1. Know your limits and know the human body. Most people don’t look at each other, fall on the ground and have sex (although some have come close to that). There are usually several steps that take place before people the ultimate level of intimacy. The earlier steps of intimacy (eye contact, holding hands, hugs, and simple kisses) can be non-sexual, but the later steps (french kissing, touching above and blow the waist) can and often do lead to sexual activity. Generally speaking most male bodies are aroused during an international (french kissing) make out session and we all know he’s not making out with his hands behind his back. Normally, his hands are on a “mission”. As he is touching the girl, generally speaking, the girl will become aroused at this stage. Keep in mind when two people are aroused their desire for pleasure goes up and their ability to make a judgment call goes “out the window”. So physically speaking the idea is, if you are not intending on having sex with someone, you should stay away from the stage of arousal.
2. The other person should know your limits. Does your girlfriend know about your commitment to abstinence and your desire to not go beyond a hug and a simple romantic kiss (avoiding the arousal stage)? It is important that you have the conversation with her if you haven’t already. This way, if you disagree, you can communicate with one another. If you agree, you can hold each other accountable through both trust and respect of your boundaries.
3. Keep it Healthy. Allow your relationship time to grow into a strong friendship. You should both make sure that each is comfortable with the other’s friends. Also, participate in many different types of activities together. It gives you the opportunity to learn more about each other and your relationship.
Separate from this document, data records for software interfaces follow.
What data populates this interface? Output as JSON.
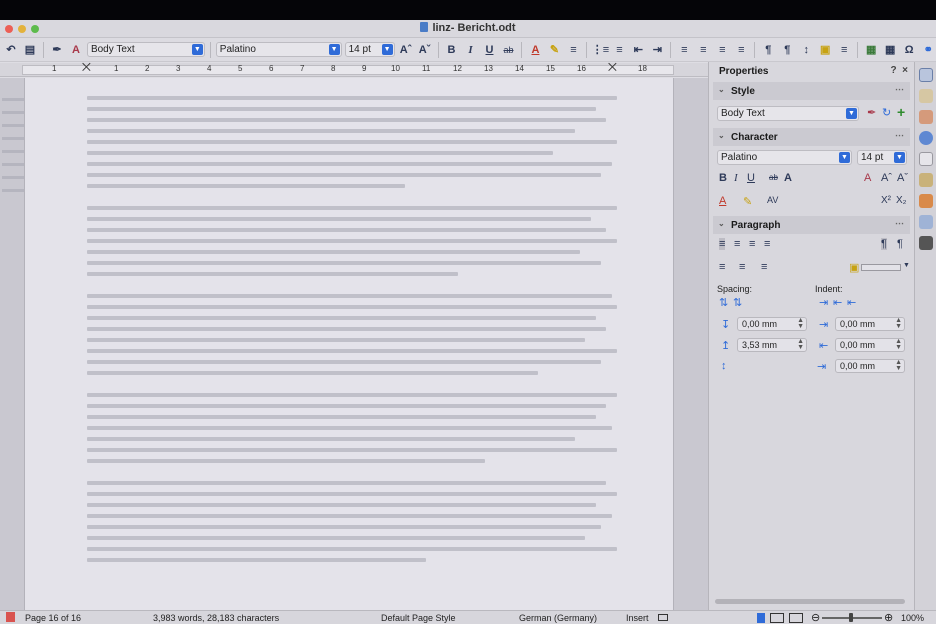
{
  "window": {
    "title": "linz- Bericht.odt"
  },
  "toolbar": {
    "paragraph_style": "Body Text",
    "font_name": "Palatino",
    "font_size": "14 pt",
    "bold": "B",
    "italic": "I",
    "underline": "U",
    "strike": "ab",
    "font_color": "A",
    "grow_font": "Aˆ",
    "shrink_font": "Aˇ",
    "special_char": "Ω"
  },
  "ruler": {
    "ticks": [
      "1",
      "1",
      "2",
      "3",
      "4",
      "5",
      "6",
      "7",
      "8",
      "9",
      "10",
      "11",
      "12",
      "13",
      "14",
      "15",
      "16",
      "17",
      "18"
    ]
  },
  "sidebar": {
    "title": "Properties",
    "help": "?",
    "close": "×",
    "style_section": "Style",
    "style_value": "Body Text",
    "character_section": "Character",
    "font_name": "Palatino",
    "font_size": "14 pt",
    "bold": "B",
    "italic": "I",
    "underline": "U",
    "strike": "ab",
    "shadow": "A",
    "superscript": "X²",
    "subscript": "X₂",
    "paragraph_section": "Paragraph",
    "spacing_label": "Spacing:",
    "indent_label": "Indent:",
    "above_spacing": "0,00 mm",
    "below_spacing": "3,53 mm",
    "before_indent": "0,00 mm",
    "after_indent": "0,00 mm",
    "first_line_indent": "0,00 mm"
  },
  "status": {
    "page": "Page 16 of 16",
    "words": "3,983 words, 28,183 characters",
    "page_style": "Default Page Style",
    "language": "German (Germany)",
    "mode": "Insert",
    "zoom": "100%"
  },
  "colors": {
    "accent": "#2f6bd8",
    "close": "#ec5f56",
    "minimize": "#e3b23c",
    "maximize": "#5dbb4c"
  }
}
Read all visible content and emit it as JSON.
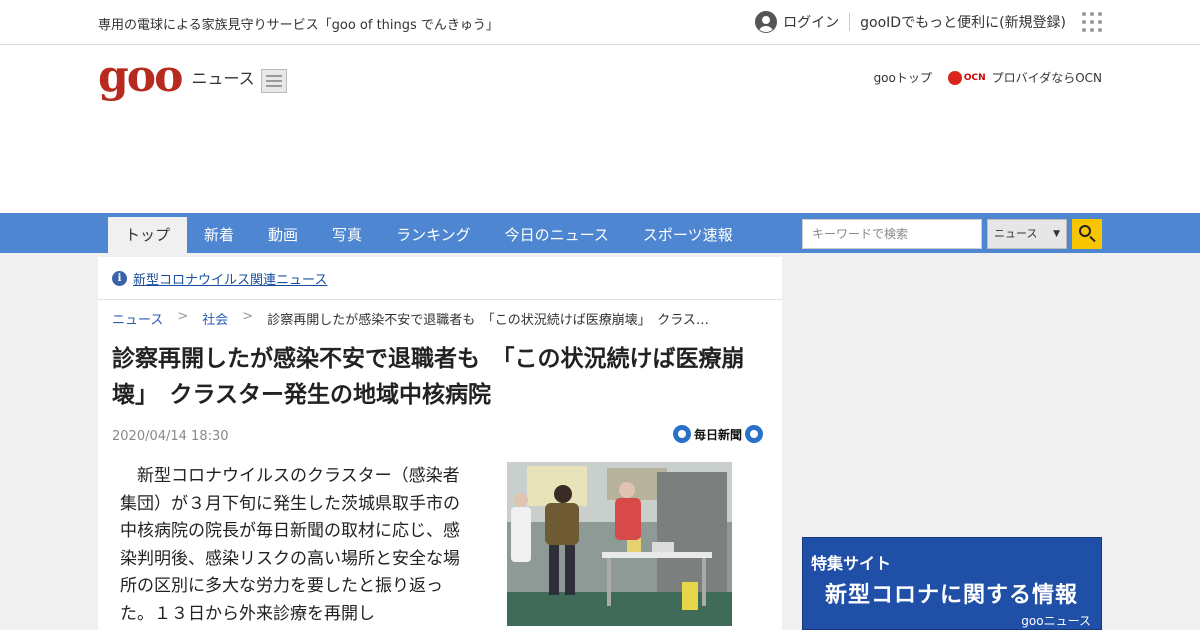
{
  "topbar": {
    "promo": "専用の電球による家族見守りサービス「goo of things でんきゅう」",
    "login": "ログイン",
    "register": "gooIDでもっと便利に(新規登録)"
  },
  "header": {
    "logo": "goo",
    "section": "ニュース",
    "links": {
      "goo_top": "gooトップ",
      "ocn_badge": "OCN",
      "ocn": "プロバイダならOCN"
    }
  },
  "nav": {
    "tabs": [
      "トップ",
      "新着",
      "動画",
      "写真",
      "ランキング",
      "今日のニュース",
      "スポーツ速報"
    ],
    "search_placeholder": "キーワードで検索",
    "search_scope": "ニュース"
  },
  "article": {
    "notice": "新型コロナウイルス関連ニュース",
    "breadcrumb": [
      "ニュース",
      "社会",
      "診察再開したが感染不安で退職者も　「この状況続けば医療崩壊」　クラス…"
    ],
    "title": "診察再開したが感染不安で退職者も　「この状況続けば医療崩壊」　クラスター発生の地域中核病院",
    "date": "2020/04/14 18:30",
    "source": "毎日新聞",
    "body": "新型コロナウイルスのクラスター（感染者集団）が３月下旬に発生した茨城県取手市の中核病院の院長が毎日新聞の取材に応じ、感染判明後、感染リスクの高い場所と安全な場所の区別に多大な労力を要したと振り返った。１３日から外来診療を再開し"
  },
  "banner": {
    "tag": "特集サイト",
    "title": "新型コロナに関する情報",
    "footer": "gooニュース"
  }
}
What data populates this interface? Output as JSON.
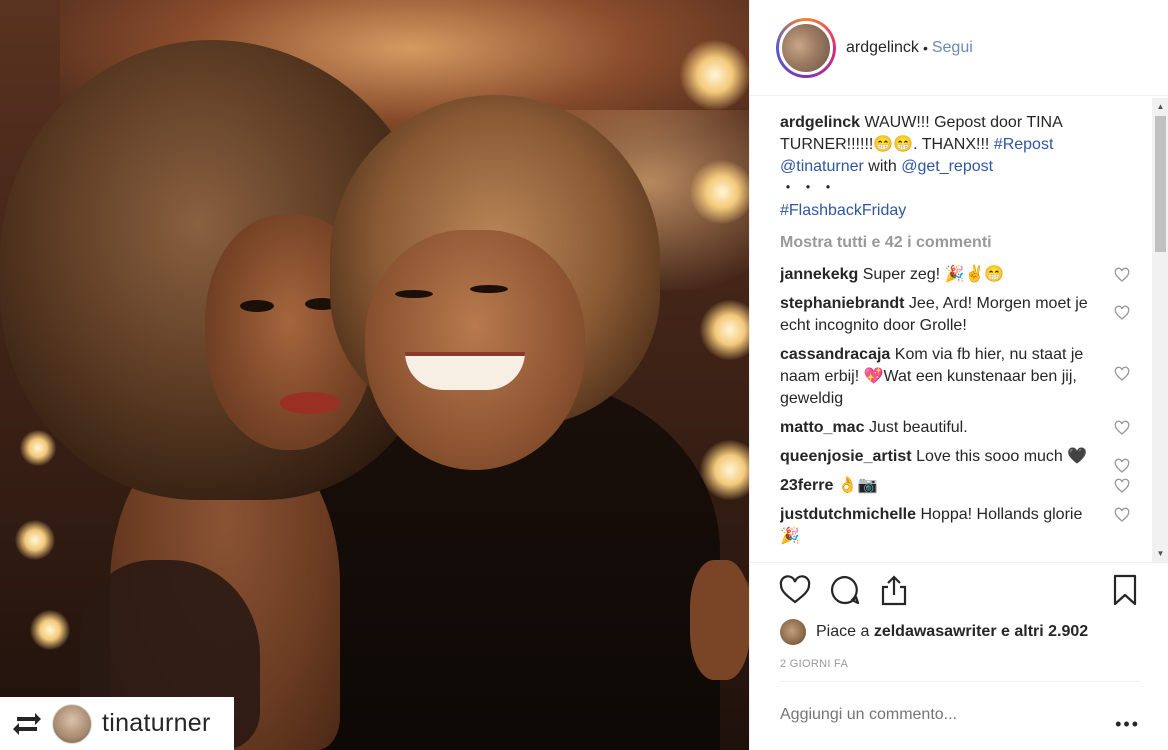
{
  "photo": {
    "repost_name": "tinaturner"
  },
  "header": {
    "username": "ardgelinck",
    "separator": "•",
    "follow": "Segui"
  },
  "caption": {
    "user": "ardgelinck",
    "text": "WAUW!!! Gepost door TINA TURNER!!!!!!😁😁. THANX!!!",
    "tag_repost": "#Repost",
    "mention_tina": "@tinaturner",
    "with": "with",
    "mention_repost": "@get_repost",
    "dots": "・・・",
    "tag_flashback": "#FlashbackFriday"
  },
  "show_all": "Mostra tutti e 42 i commenti",
  "comments": [
    {
      "user": "jannekekg",
      "text": "Super zeg! 🎉✌😁"
    },
    {
      "user": "stephaniebrandt",
      "text": "Jee, Ard! Morgen moet je echt incognito door Grolle!"
    },
    {
      "user": "cassandracaja",
      "text": "Kom via fb hier, nu staat je naam erbij! 💖Wat een kunstenaar ben jij, geweldig"
    },
    {
      "user": "matto_mac",
      "text": "Just beautiful."
    },
    {
      "user": "queenjosie_artist",
      "text": "Love this sooo much 🖤"
    },
    {
      "user": "23ferre",
      "text": "👌📷"
    },
    {
      "user": "justdutchmichelle",
      "text": "Hoppa! Hollands glorie🎉"
    }
  ],
  "likes": {
    "prefix": "Piace a",
    "user": "zeldawasawriter",
    "suffix": "e altri 2.902"
  },
  "time": "2 GIORNI FA",
  "add_comment_placeholder": "Aggiungi un commento...",
  "more_label": "•••",
  "colors": {
    "link": "#2f56a3",
    "follow": "#6b8ab8",
    "muted": "#999999"
  }
}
Know that if your relationship is meant to be, it will become stronger over time as you learn more about yourselves and each other. Also, make agape love, a love that is committed and unselfish, the foundation of your relationship. Be aware of lust which can be very selfish. Lust uses love as a tool of manipulation. Lust says “if you love me you will…” Love says “you and I are becoming better people because we are with each other…” Love strengthens a friendship and is based on character traits such as unselfishness, humility, patience, and kindness. If you find character, you find love, and if you find love you have found a healthy relationship.
I have already had sex, but want to choose abstinence now. Is it too late?
Q: I decided to be abstinent when I was in middle school. I am 15 and when I got to high school I got drunk and ended up having sex. I decided if I already had it why stop. Now I’m pregnant and my boyfriend is talking about leaving. I’m thinking about making some different decisions for my life. One decision I’m thinking about is being abstinent, but isn’t it too late for me?
A: It’s never too late to make a decision you feel is best for you. Abstinence is the healthiest choice for your overall health, even if you’ve had sex before. Also, keep in mind your value has not changed. You are still both awesome and amazing!
Many teens feel the way you do. In a survey, 60% of teens said they wish they would have waited longer to have sex for the first time (2). It is wise for you to reassess your life and your choices. Due to your age, you still have an opportunity to reach your goals. This includes your renewed desire to be abstinent. Achieving your goals now may seem difficult, but be encouraged to know they are still possible. Take your time and find caring adults you can trust to help you navigate your new path. Don’t allow this moment in life to define your value. Your value has not changed. You are just as valuable as you were the day you were born and that should always be acknowledged.
- Center for Disease Control, US Youth Risk Behavior Survey, 2007
- Albert, B. (2007). With One Voice: America’s Adults and Teens Sound Off About Teen Pregnancy. Washington, DC: National Campaign to Prevent Teen Pregnancy.